▸ **Work instructions**:
Reproduce all the data, character for character.

• • • • •

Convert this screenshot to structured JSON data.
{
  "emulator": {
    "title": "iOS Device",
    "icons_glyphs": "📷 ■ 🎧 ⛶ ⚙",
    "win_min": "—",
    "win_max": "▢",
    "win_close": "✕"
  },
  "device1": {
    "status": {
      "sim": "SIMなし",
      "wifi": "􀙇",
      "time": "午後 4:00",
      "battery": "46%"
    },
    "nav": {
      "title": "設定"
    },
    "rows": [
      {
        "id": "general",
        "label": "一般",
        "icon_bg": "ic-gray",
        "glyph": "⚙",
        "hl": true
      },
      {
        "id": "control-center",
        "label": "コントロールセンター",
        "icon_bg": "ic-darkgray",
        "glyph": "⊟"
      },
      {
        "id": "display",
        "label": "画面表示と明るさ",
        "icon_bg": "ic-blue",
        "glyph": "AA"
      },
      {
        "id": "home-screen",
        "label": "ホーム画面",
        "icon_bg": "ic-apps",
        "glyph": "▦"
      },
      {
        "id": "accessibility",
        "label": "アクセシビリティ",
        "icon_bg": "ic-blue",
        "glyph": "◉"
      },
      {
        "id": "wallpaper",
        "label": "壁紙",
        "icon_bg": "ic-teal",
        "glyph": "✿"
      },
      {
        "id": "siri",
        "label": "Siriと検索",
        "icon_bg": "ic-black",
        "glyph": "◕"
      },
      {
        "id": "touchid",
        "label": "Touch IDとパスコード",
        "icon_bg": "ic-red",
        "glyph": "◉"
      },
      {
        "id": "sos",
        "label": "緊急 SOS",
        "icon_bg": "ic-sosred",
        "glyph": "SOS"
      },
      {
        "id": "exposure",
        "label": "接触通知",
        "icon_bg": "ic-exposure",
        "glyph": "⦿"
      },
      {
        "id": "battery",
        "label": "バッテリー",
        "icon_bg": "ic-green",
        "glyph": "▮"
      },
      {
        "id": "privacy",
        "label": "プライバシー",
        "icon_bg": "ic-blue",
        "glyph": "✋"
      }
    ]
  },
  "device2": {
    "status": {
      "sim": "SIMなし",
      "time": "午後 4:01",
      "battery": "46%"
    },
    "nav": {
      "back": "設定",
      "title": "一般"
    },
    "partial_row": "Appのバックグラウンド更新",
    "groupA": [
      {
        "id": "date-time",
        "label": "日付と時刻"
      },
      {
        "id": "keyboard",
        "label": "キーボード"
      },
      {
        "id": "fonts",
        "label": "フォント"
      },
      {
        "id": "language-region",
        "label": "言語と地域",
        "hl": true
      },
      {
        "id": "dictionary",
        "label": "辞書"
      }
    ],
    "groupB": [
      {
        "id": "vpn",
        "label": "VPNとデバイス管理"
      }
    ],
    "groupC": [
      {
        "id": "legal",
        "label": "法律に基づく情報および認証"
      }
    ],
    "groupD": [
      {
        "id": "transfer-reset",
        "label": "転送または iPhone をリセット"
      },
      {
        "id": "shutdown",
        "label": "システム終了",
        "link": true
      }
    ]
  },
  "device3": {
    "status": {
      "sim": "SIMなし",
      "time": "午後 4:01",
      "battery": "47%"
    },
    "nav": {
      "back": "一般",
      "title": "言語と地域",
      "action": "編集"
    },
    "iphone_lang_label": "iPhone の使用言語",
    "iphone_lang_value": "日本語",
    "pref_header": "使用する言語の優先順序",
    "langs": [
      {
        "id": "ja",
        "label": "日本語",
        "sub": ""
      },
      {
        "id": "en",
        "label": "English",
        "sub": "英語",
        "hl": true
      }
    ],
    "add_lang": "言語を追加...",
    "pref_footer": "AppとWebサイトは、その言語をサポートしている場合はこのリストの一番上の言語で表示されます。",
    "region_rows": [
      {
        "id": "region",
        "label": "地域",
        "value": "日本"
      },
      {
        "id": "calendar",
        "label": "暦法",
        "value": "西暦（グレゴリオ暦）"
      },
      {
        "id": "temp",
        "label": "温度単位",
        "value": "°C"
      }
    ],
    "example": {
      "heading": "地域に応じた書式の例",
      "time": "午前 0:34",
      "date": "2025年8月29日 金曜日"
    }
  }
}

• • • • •

▸ **Written reply**:
Convert this screenshot to structured JSON data.
{
  "emulator": {
    "title": "iOS Device",
    "icons_glyphs": "📷 ■ 🎧 ⛶ ⚙",
    "win_min": "—",
    "win_max": "▢",
    "win_close": "✕"
  },
  "device1": {
    "status": {
      "sim": "SIMなし",
      "wifi": "􀙇",
      "time": "午後 4:00",
      "battery": "46%"
    },
    "nav": {
      "title": "設定"
    },
    "rows": [
      {
        "id": "general",
        "label": "一般",
        "icon_bg": "ic-gray",
        "glyph": "⚙",
        "hl": true
      },
      {
        "id": "control-center",
        "label": "コントロールセンター",
        "icon_bg": "ic-darkgray",
        "glyph": "⊟"
      },
      {
        "id": "display",
        "label": "画面表示と明るさ",
        "icon_bg": "ic-blue",
        "glyph": "AA"
      },
      {
        "id": "home-screen",
        "label": "ホーム画面",
        "icon_bg": "ic-apps",
        "glyph": "▦"
      },
      {
        "id": "accessibility",
        "label": "アクセシビリティ",
        "icon_bg": "ic-blue",
        "glyph": "◉"
      },
      {
        "id": "wallpaper",
        "label": "壁紙",
        "icon_bg": "ic-teal",
        "glyph": "✿"
      },
      {
        "id": "siri",
        "label": "Siriと検索",
        "icon_bg": "ic-black",
        "glyph": "◕"
      },
      {
        "id": "touchid",
        "label": "Touch IDとパスコード",
        "icon_bg": "ic-red",
        "glyph": "◉"
      },
      {
        "id": "sos",
        "label": "緊急 SOS",
        "icon_bg": "ic-sosred",
        "glyph": "SOS"
      },
      {
        "id": "exposure",
        "label": "接触通知",
        "icon_bg": "ic-exposure",
        "glyph": "⦿"
      },
      {
        "id": "battery",
        "label": "バッテリー",
        "icon_bg": "ic-green",
        "glyph": "▮"
      },
      {
        "id": "privacy",
        "label": "プライバシー",
        "icon_bg": "ic-blue",
        "glyph": "✋"
      }
    ]
  },
  "device2": {
    "status": {
      "sim": "SIMなし",
      "time": "午後 4:01",
      "battery": "46%"
    },
    "nav": {
      "back": "設定",
      "title": "一般"
    },
    "partial_row": "Appのバックグラウンド更新",
    "groupA": [
      {
        "id": "date-time",
        "label": "日付と時刻"
      },
      {
        "id": "keyboard",
        "label": "キーボード"
      },
      {
        "id": "fonts",
        "label": "フォント"
      },
      {
        "id": "language-region",
        "label": "言語と地域",
        "hl": true
      },
      {
        "id": "dictionary",
        "label": "辞書"
      }
    ],
    "groupB": [
      {
        "id": "vpn",
        "label": "VPNとデバイス管理"
      }
    ],
    "groupC": [
      {
        "id": "legal",
        "label": "法律に基づく情報および認証"
      }
    ],
    "groupD": [
      {
        "id": "transfer-reset",
        "label": "転送または iPhone をリセット"
      },
      {
        "id": "shutdown",
        "label": "システム終了",
        "link": true
      }
    ]
  },
  "device3": {
    "status": {
      "sim": "SIMなし",
      "time": "午後 4:01",
      "battery": "47%"
    },
    "nav": {
      "back": "一般",
      "title": "言語と地域",
      "action": "編集"
    },
    "iphone_lang_label": "iPhone の使用言語",
    "iphone_lang_value": "日本語",
    "pref_header": "使用する言語の優先順序",
    "langs": [
      {
        "id": "ja",
        "label": "日本語",
        "sub": ""
      },
      {
        "id": "en",
        "label": "English",
        "sub": "英語",
        "hl": true
      }
    ],
    "add_lang": "言語を追加...",
    "pref_footer": "AppとWebサイトは、その言語をサポートしている場合はこのリストの一番上の言語で表示されます。",
    "region_rows": [
      {
        "id": "region",
        "label": "地域",
        "value": "日本"
      },
      {
        "id": "calendar",
        "label": "暦法",
        "value": "西暦（グレゴリオ暦）"
      },
      {
        "id": "temp",
        "label": "温度単位",
        "value": "°C"
      }
    ],
    "example": {
      "heading": "地域に応じた書式の例",
      "time": "午前 0:34",
      "date": "2025年8月29日 金曜日"
    }
  }
}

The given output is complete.